[ACTIVITY] Your answer must be an exact copy of the listing.

[DATA PROVIDED]

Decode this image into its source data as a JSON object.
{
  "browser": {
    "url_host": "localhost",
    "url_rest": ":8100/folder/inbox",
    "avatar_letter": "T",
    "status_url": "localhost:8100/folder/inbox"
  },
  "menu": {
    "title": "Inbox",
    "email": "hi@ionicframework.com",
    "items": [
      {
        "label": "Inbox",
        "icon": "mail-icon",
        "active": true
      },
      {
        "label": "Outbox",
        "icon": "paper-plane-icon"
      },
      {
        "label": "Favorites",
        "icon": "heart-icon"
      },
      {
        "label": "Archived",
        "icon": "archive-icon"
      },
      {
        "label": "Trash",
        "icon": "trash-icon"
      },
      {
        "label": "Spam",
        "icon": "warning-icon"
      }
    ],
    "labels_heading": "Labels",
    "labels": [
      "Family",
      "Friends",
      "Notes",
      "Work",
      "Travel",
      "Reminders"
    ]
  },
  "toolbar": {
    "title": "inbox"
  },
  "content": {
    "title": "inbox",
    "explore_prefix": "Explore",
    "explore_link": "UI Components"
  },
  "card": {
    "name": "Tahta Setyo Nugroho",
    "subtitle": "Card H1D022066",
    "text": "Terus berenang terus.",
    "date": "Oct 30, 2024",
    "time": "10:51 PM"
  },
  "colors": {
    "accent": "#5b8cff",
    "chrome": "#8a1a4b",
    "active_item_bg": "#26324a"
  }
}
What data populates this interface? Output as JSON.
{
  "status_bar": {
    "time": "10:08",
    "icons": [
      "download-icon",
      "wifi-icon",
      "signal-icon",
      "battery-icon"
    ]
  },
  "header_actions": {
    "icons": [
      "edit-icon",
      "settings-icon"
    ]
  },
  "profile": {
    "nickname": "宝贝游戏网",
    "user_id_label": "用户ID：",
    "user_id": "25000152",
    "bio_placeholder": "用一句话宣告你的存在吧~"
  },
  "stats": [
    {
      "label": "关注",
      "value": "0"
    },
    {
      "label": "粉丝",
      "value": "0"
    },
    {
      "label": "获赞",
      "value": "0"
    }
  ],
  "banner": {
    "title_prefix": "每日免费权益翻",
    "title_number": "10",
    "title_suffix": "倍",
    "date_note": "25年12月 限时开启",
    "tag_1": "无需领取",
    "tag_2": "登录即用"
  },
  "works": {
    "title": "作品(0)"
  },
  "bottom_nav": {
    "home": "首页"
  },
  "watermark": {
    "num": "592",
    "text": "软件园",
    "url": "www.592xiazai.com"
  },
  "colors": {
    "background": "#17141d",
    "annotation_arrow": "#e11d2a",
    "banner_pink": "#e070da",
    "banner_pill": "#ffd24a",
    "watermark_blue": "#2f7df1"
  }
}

[OUTPUT OF THE EXERCISE]
Decode this image into its source data as a JSON object.
{
  "browser": {
    "url_host": "localhost",
    "url_rest": ":8100/folder/inbox",
    "avatar_letter": "T",
    "status_url": "localhost:8100/folder/inbox"
  },
  "menu": {
    "title": "Inbox",
    "email": "hi@ionicframework.com",
    "items": [
      {
        "label": "Inbox",
        "icon": "mail-icon",
        "active": true
      },
      {
        "label": "Outbox",
        "icon": "paper-plane-icon"
      },
      {
        "label": "Favorites",
        "icon": "heart-icon"
      },
      {
        "label": "Archived",
        "icon": "archive-icon"
      },
      {
        "label": "Trash",
        "icon": "trash-icon"
      },
      {
        "label": "Spam",
        "icon": "warning-icon"
      }
    ],
    "labels_heading": "Labels",
    "labels": [
      "Family",
      "Friends",
      "Notes",
      "Work",
      "Travel",
      "Reminders"
    ]
  },
  "toolbar": {
    "title": "inbox"
  },
  "content": {
    "title": "inbox",
    "explore_prefix": "Explore",
    "explore_link": "UI Components"
  },
  "card": {
    "name": "Tahta Setyo Nugroho",
    "subtitle": "Card H1D022066",
    "text": "Terus berenang terus.",
    "date": "Oct 30, 2024",
    "time": "10:51 PM"
  },
  "colors": {
    "accent": "#5b8cff",
    "chrome": "#8a1a4b",
    "active_item_bg": "#26324a"
  }
}
What data populates this interface? Output as JSON.
{
  "status_bar": {
    "time": "10:08",
    "icons": [
      "download-icon",
      "wifi-icon",
      "signal-icon",
      "battery-icon"
    ]
  },
  "header_actions": {
    "icons": [
      "edit-icon",
      "settings-icon"
    ]
  },
  "profile": {
    "nickname": "宝贝游戏网",
    "user_id_label": "用户ID：",
    "user_id": "25000152",
    "bio_placeholder": "用一句话宣告你的存在吧~"
  },
  "stats": [
    {
      "label": "关注",
      "value": "0"
    },
    {
      "label": "粉丝",
      "value": "0"
    },
    {
      "label": "获赞",
      "value": "0"
    }
  ],
  "banner": {
    "title_prefix": "每日免费权益翻",
    "title_number": "10",
    "title_suffix": "倍",
    "date_note": "25年12月 限时开启",
    "tag_1": "无需领取",
    "tag_2": "登录即用"
  },
  "works": {
    "title": "作品(0)"
  },
  "bottom_nav": {
    "home": "首页"
  },
  "watermark": {
    "num": "592",
    "text": "软件园",
    "url": "www.592xiazai.com"
  },
  "colors": {
    "background": "#17141d",
    "annotation_arrow": "#e11d2a",
    "banner_pink": "#e070da",
    "banner_pill": "#ffd24a",
    "watermark_blue": "#2f7df1"
  }
}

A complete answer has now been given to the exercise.